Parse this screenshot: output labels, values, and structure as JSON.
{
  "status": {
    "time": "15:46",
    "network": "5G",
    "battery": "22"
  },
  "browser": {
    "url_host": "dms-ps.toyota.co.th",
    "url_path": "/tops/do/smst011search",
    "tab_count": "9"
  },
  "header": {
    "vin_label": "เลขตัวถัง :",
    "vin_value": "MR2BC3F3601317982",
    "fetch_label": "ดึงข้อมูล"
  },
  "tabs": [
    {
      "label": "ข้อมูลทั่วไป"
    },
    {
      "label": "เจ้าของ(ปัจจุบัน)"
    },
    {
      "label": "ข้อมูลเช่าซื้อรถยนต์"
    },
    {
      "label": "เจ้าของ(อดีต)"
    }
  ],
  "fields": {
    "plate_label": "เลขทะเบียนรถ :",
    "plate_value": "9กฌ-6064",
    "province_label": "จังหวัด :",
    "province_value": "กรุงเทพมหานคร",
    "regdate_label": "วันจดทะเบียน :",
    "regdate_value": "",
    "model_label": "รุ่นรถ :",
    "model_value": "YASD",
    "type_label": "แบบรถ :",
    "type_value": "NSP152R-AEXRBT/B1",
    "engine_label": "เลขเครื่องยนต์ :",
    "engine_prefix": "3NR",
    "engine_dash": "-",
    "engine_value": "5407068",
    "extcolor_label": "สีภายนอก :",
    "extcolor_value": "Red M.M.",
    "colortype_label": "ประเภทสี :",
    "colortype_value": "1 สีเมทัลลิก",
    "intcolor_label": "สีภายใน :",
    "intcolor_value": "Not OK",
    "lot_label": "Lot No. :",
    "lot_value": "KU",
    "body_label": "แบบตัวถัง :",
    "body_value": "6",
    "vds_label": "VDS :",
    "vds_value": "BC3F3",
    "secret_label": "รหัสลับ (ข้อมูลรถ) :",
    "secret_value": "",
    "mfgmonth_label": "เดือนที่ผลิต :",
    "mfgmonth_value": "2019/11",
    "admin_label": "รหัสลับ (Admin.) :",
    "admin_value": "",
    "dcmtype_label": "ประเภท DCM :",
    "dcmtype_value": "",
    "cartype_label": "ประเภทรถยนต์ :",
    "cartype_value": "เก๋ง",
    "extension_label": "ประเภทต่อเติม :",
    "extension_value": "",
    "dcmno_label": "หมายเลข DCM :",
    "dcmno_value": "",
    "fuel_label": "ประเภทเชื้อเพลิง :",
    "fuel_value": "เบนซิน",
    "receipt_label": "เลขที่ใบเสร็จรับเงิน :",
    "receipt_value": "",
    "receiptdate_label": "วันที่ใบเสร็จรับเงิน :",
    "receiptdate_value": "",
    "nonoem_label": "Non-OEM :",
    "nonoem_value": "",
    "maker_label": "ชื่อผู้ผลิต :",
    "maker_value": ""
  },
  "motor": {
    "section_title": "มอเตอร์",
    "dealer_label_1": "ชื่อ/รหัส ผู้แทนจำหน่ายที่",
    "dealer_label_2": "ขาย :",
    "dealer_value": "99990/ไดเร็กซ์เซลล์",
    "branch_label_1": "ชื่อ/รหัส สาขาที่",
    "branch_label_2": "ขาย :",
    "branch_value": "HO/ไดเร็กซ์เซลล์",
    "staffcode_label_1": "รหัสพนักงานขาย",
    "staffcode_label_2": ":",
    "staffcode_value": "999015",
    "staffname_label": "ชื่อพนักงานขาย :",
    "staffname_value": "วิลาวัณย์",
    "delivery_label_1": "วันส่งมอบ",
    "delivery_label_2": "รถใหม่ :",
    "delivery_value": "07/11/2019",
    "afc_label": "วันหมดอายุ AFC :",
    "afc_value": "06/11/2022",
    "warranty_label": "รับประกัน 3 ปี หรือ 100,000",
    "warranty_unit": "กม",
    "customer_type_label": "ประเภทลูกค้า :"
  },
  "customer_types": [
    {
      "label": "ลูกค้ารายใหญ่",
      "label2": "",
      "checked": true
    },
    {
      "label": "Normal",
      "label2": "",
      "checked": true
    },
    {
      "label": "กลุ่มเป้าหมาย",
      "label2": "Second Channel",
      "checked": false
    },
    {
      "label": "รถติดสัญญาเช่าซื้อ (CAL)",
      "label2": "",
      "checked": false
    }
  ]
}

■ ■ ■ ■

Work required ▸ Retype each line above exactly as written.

Reply ▸
Parse this screenshot: output labels, values, and structure as JSON.
{
  "status": {
    "time": "15:46",
    "network": "5G",
    "battery": "22"
  },
  "browser": {
    "url_host": "dms-ps.toyota.co.th",
    "url_path": "/tops/do/smst011search",
    "tab_count": "9"
  },
  "header": {
    "vin_label": "เลขตัวถัง :",
    "vin_value": "MR2BC3F3601317982",
    "fetch_label": "ดึงข้อมูล"
  },
  "tabs": [
    {
      "label": "ข้อมูลทั่วไป"
    },
    {
      "label": "เจ้าของ(ปัจจุบัน)"
    },
    {
      "label": "ข้อมูลเช่าซื้อรถยนต์"
    },
    {
      "label": "เจ้าของ(อดีต)"
    }
  ],
  "fields": {
    "plate_label": "เลขทะเบียนรถ :",
    "plate_value": "9กฌ-6064",
    "province_label": "จังหวัด :",
    "province_value": "กรุงเทพมหานคร",
    "regdate_label": "วันจดทะเบียน :",
    "regdate_value": "",
    "model_label": "รุ่นรถ :",
    "model_value": "YASD",
    "type_label": "แบบรถ :",
    "type_value": "NSP152R-AEXRBT/B1",
    "engine_label": "เลขเครื่องยนต์ :",
    "engine_prefix": "3NR",
    "engine_dash": "-",
    "engine_value": "5407068",
    "extcolor_label": "สีภายนอก :",
    "extcolor_value": "Red M.M.",
    "colortype_label": "ประเภทสี :",
    "colortype_value": "1 สีเมทัลลิก",
    "intcolor_label": "สีภายใน :",
    "intcolor_value": "Not OK",
    "lot_label": "Lot No. :",
    "lot_value": "KU",
    "body_label": "แบบตัวถัง :",
    "body_value": "6",
    "vds_label": "VDS :",
    "vds_value": "BC3F3",
    "secret_label": "รหัสลับ (ข้อมูลรถ) :",
    "secret_value": "",
    "mfgmonth_label": "เดือนที่ผลิต :",
    "mfgmonth_value": "2019/11",
    "admin_label": "รหัสลับ (Admin.) :",
    "admin_value": "",
    "dcmtype_label": "ประเภท DCM :",
    "dcmtype_value": "",
    "cartype_label": "ประเภทรถยนต์ :",
    "cartype_value": "เก๋ง",
    "extension_label": "ประเภทต่อเติม :",
    "extension_value": "",
    "dcmno_label": "หมายเลข DCM :",
    "dcmno_value": "",
    "fuel_label": "ประเภทเชื้อเพลิง :",
    "fuel_value": "เบนซิน",
    "receipt_label": "เลขที่ใบเสร็จรับเงิน :",
    "receipt_value": "",
    "receiptdate_label": "วันที่ใบเสร็จรับเงิน :",
    "receiptdate_value": "",
    "nonoem_label": "Non-OEM :",
    "nonoem_value": "",
    "maker_label": "ชื่อผู้ผลิต :",
    "maker_value": ""
  },
  "motor": {
    "section_title": "มอเตอร์",
    "dealer_label_1": "ชื่อ/รหัส ผู้แทนจำหน่ายที่",
    "dealer_label_2": "ขาย :",
    "dealer_value": "99990/ไดเร็กซ์เซลล์",
    "branch_label_1": "ชื่อ/รหัส สาขาที่",
    "branch_label_2": "ขาย :",
    "branch_value": "HO/ไดเร็กซ์เซลล์",
    "staffcode_label_1": "รหัสพนักงานขาย",
    "staffcode_label_2": ":",
    "staffcode_value": "999015",
    "staffname_label": "ชื่อพนักงานขาย :",
    "staffname_value": "วิลาวัณย์",
    "delivery_label_1": "วันส่งมอบ",
    "delivery_label_2": "รถใหม่ :",
    "delivery_value": "07/11/2019",
    "afc_label": "วันหมดอายุ AFC :",
    "afc_value": "06/11/2022",
    "warranty_label": "รับประกัน 3 ปี หรือ 100,000",
    "warranty_unit": "กม",
    "customer_type_label": "ประเภทลูกค้า :"
  },
  "customer_types": [
    {
      "label": "ลูกค้ารายใหญ่",
      "label2": "",
      "checked": true
    },
    {
      "label": "Normal",
      "label2": "",
      "checked": true
    },
    {
      "label": "กลุ่มเป้าหมาย",
      "label2": "Second Channel",
      "checked": false
    },
    {
      "label": "รถติดสัญญาเช่าซื้อ (CAL)",
      "label2": "",
      "checked": false
    }
  ]
}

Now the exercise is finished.